Since I had to look around to get an idea how to do it I'd decided to let others know how we solved that.
Scenario: We have a database (A) with userdata; users are added and deleted from that. The moderators of that db have nothing to do with moodle. We also have moodle, where the users from A take courses. Moodle moderators have no access to db A. The users have no email accounts, so when they forget their password it needs to be reset by a moodle moderator (users and moderators are online at the same time, so that's not the issue, also no access to the system from the internet). The easiest way to synchronize db A with moodle db seemed the external database authentication; run as cron and the moodle users table is always up to date. Problem: Resetting passwords (you can't change passwords in external db from within moodle - which is good ).
Solution: We wrote a script that grabs all the data that is needed for moodle (names etc) and saves that data to a new db. We generate what is needed (and isn't part of the data yet) like username, fake email and a password (using initials and birthdate here).
Then comes the sync-users script from moodle, getting all the data from that db and adding any users that are not yet in its db.

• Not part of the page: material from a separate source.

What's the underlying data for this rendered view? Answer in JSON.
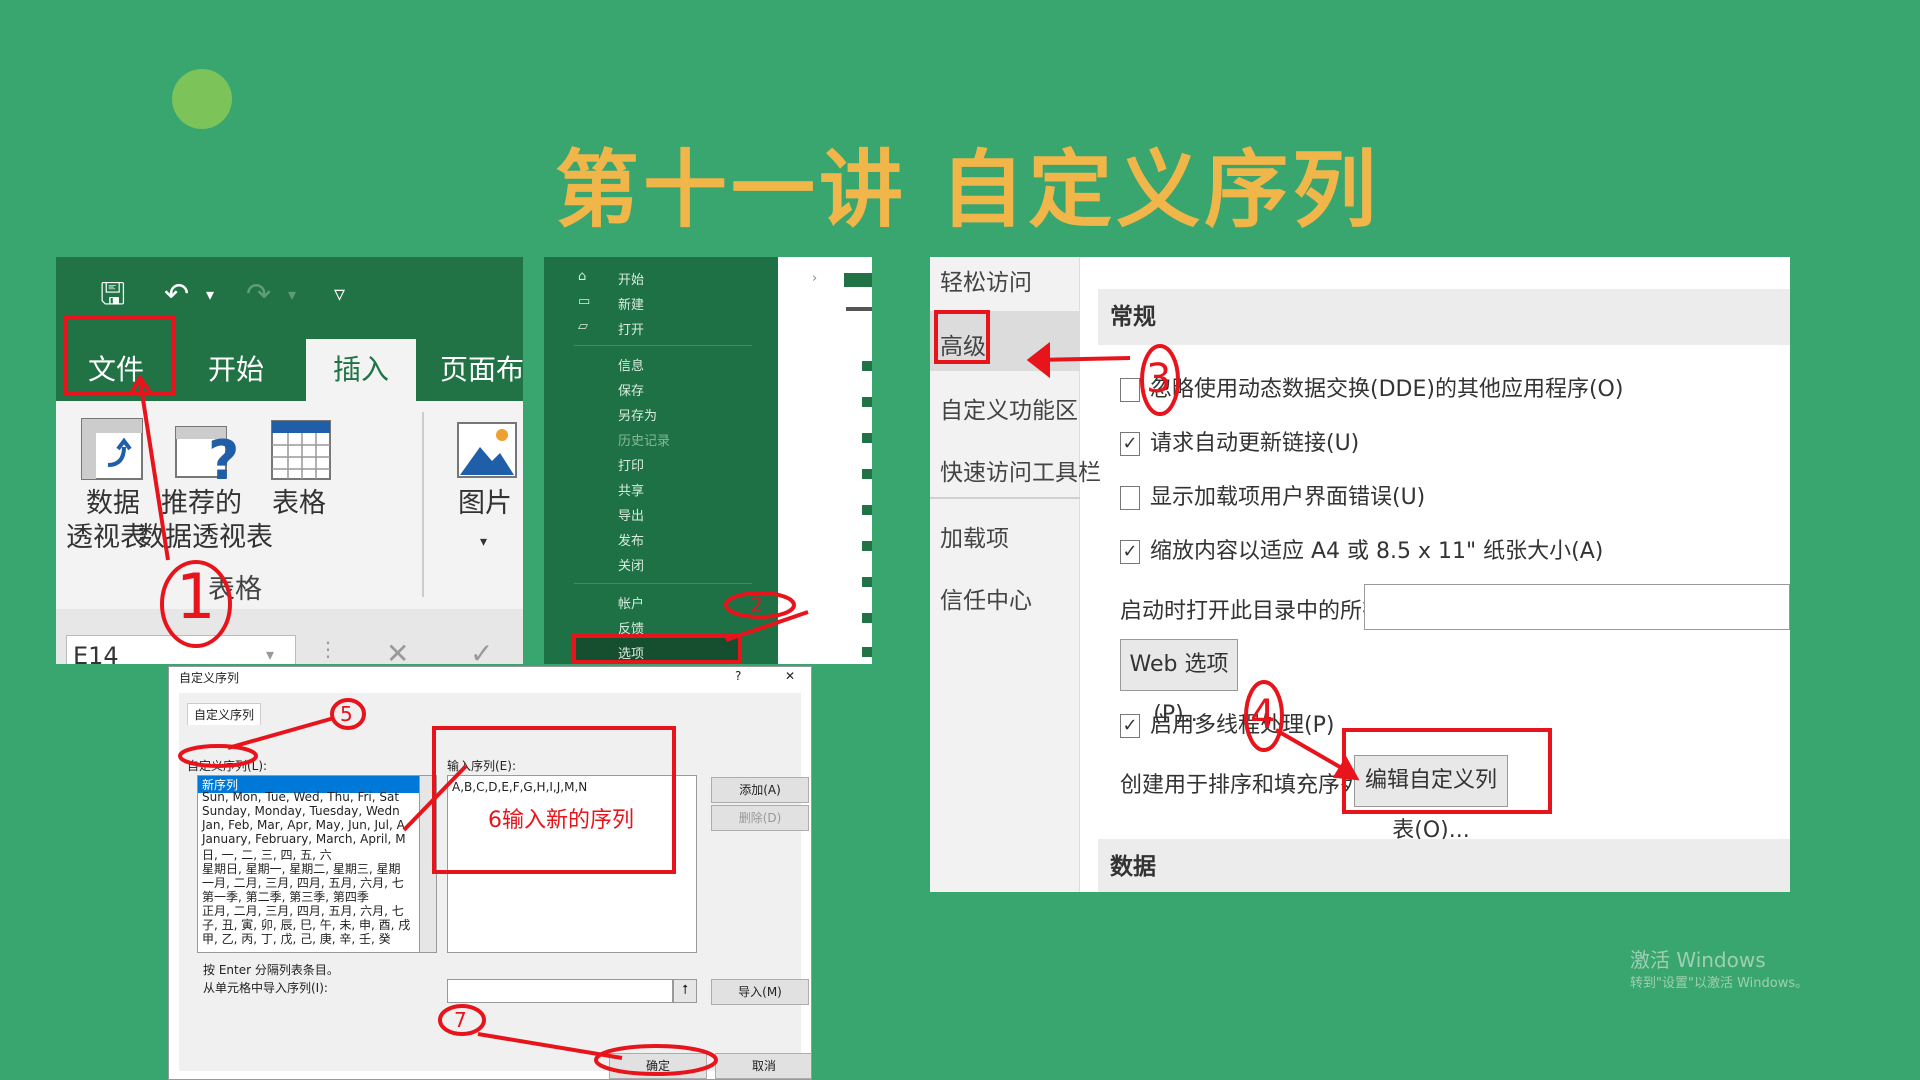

Finally a third script inserts the generated passwords into mdl_user table, changes the auth type in mdl_user to "manual" (it shows "db" for the external db auth mode on new entries) and adds an entry for each new arrival to user_preferrences with name "auth_forcepasswordchange" and value "1". That way each new user will have to change their password on first access.
All 3 scripts run via cron on daily basis.
It might not be the best solution (the new db isn't really needed, but the original db A contains very sensible data and that way data can be manipulated without endangering the original), but it works like a charm.
Maybe that gives other people an idea how something like that can be done.